License Denied, Women Start Legal Action
Although Carmen and Dorothy Apodoca would like to marry with the government’s blessing, going to San Francisco this weekend never crossed their minds.
The Garden Grove couple think a government-sanctioned union would be only temporary because a court hearing today could nullify the more than 2,400 unions granted since Thursday.
“What’s happening in San Francisco is not legal,” said Dorothy Apodoca, 50. “They’re just pacifying the people and can yank the license at any time.”
The couple filed a claim against Orange County seeking $25 million in damages for violating their civil rights and inflicting emotional distress after the county clerk’s office denied their marriage license application Jan. 7.
Due to the Presidents Day holiday, officials from the clerk’s office could not be reached for comment. In an interview before he opened the Old County Courthouse in Santa Ana for heterosexual couples to marry Saturday, Valentine’s Day, Orange County Clerk-Recorder Tom Daly said he would abide by state law and deny licenses to same-sex partners until overturned by the Supreme Court.

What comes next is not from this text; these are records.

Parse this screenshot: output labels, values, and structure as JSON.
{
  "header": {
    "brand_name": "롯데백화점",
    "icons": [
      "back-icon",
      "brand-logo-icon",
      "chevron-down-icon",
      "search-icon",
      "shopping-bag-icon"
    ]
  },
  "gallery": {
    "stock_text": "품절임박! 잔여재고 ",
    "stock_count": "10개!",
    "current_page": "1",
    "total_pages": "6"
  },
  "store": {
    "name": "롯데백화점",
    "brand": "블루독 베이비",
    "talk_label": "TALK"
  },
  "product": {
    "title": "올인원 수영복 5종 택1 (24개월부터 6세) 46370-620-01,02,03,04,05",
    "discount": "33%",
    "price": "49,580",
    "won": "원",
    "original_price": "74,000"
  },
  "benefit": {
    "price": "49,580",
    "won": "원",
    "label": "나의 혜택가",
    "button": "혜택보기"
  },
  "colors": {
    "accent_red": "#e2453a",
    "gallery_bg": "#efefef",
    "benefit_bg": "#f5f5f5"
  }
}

Marriage between gay couples is an issue of equality, the Apodocas say, not of sexuality.
“As soon as people can separate those two things, we’ll be in a better place,” said Carmen Apodoca, 52. “The Constitution says we’re equal, so no one out there has the right to dictate what we can do with our lives.”
Fighting for the permanent right to marry, rather than opting for what may be a fleeting act by the mayor of San Francisco, shows that their crusade isn’t just for themselves, the couple say. A legal wedding won’t change how they feel about each other, but it will provide them the security that their heterosexual counterparts have.

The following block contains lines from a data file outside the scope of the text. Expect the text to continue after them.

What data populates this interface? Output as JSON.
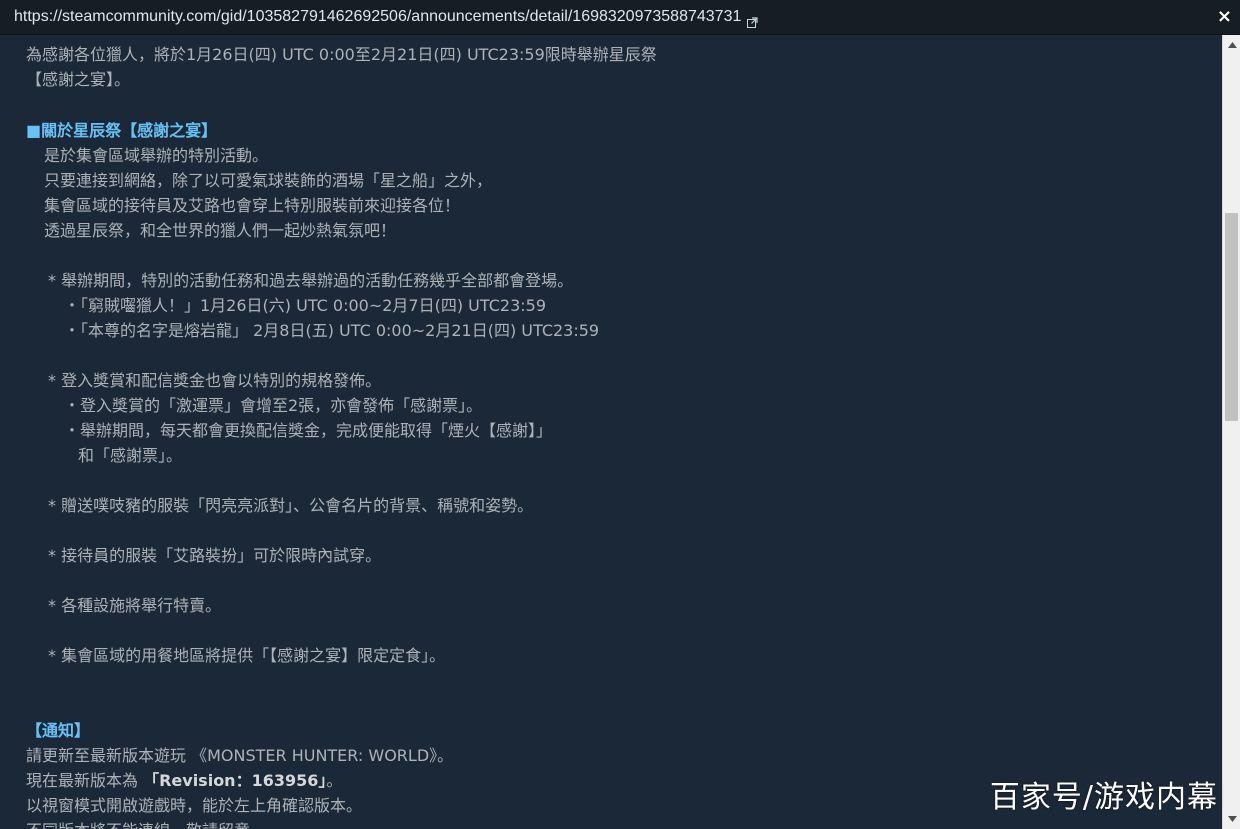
{
  "browser": {
    "url": "https://steamcommunity.com/gid/103582791462692506/announcements/detail/1698320973588743731",
    "close_label": "×"
  },
  "article": {
    "intro": [
      "為感謝各位獵人，將於1月26日(四) UTC 0:00至2月21日(四) UTC23:59限時舉辦星辰祭",
      "【感謝之宴】。"
    ],
    "section1": {
      "heading": "■關於星辰祭【感謝之宴】",
      "paragraph": [
        "是於集會區域舉辦的特別活動。",
        "只要連接到網絡，除了以可愛氣球裝飾的酒場「星之船」之外，",
        "集會區域的接待員及艾路也會穿上特別服裝前來迎接各位！",
        "透過星辰祭，和全世界的獵人們一起炒熱氣氛吧！"
      ],
      "bullet1": "* 舉辦期間，特別的活動任務和過去舉辦過的活動任務幾乎全部都會登場。",
      "bullet1_items": [
        "・「窮賊囓獵人！」1月26日(六) UTC 0:00~2月7日(四) UTC23:59",
        "・「本尊的名字是熔岩龍」 2月8日(五) UTC 0:00~2月21日(四) UTC23:59"
      ],
      "bullet2": "* 登入獎賞和配信獎金也會以特別的規格發佈。",
      "bullet2_items": [
        "・登入獎賞的「激運票」會增至2張，亦會發佈「感謝票」。",
        "・舉辦期間，每天都會更換配信獎金，完成便能取得「煙火【感謝】」",
        "和「感謝票」。"
      ],
      "bullet3": "* 贈送噗吱豬的服裝「閃亮亮派對」、公會名片的背景、稱號和姿勢。",
      "bullet4": "* 接待員的服裝「艾路裝扮」可於限時內試穿。",
      "bullet5": "* 各種設施將舉行特賣。",
      "bullet6": "* 集會區域的用餐地區將提供「【感謝之宴】限定定食」。"
    },
    "notice": {
      "heading": "【通知】",
      "line1": "請更新至最新版本遊玩 《MONSTER HUNTER: WORLD》。",
      "line2_prefix": "現在最新版本為 ",
      "line2_strong": "「Revision：163956」",
      "line2_suffix": "。",
      "line3": "以視窗模式開啟遊戲時，能於左上角確認版本。",
      "line4": "不同版本將不能連線，敬請留意。"
    }
  },
  "watermark": "百家号/游戏内幕",
  "colors": {
    "background": "#1b2838",
    "text": "#acb2b8",
    "heading": "#67c1f5",
    "urlbar": "#171d25"
  },
  "icons": {
    "external_link": "external-link-icon",
    "close": "close-icon",
    "scroll_up": "chevron-up-icon",
    "scroll_down": "chevron-down-icon"
  }
}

The couple met eight years ago when both were working in San Jose. Dorothy has adopted Carmen’s two daughters, ages 13 and 14, as a stepmother, and continues to work while her partner stays at home with the children. All have taken Dorothy’s last name.
For them and other gay couples, they said, their fight to marry has given the institution of marriage increased significance. “Heterosexuals take marriage, kids, everything for granted,” Dorothy Apodoca said. “We take those things so much more seriously because we’ve had to struggle for them.”
The couple’s claim will probably be denied, paving the way for them to sue the county, said their attorney, Richard Gilbert.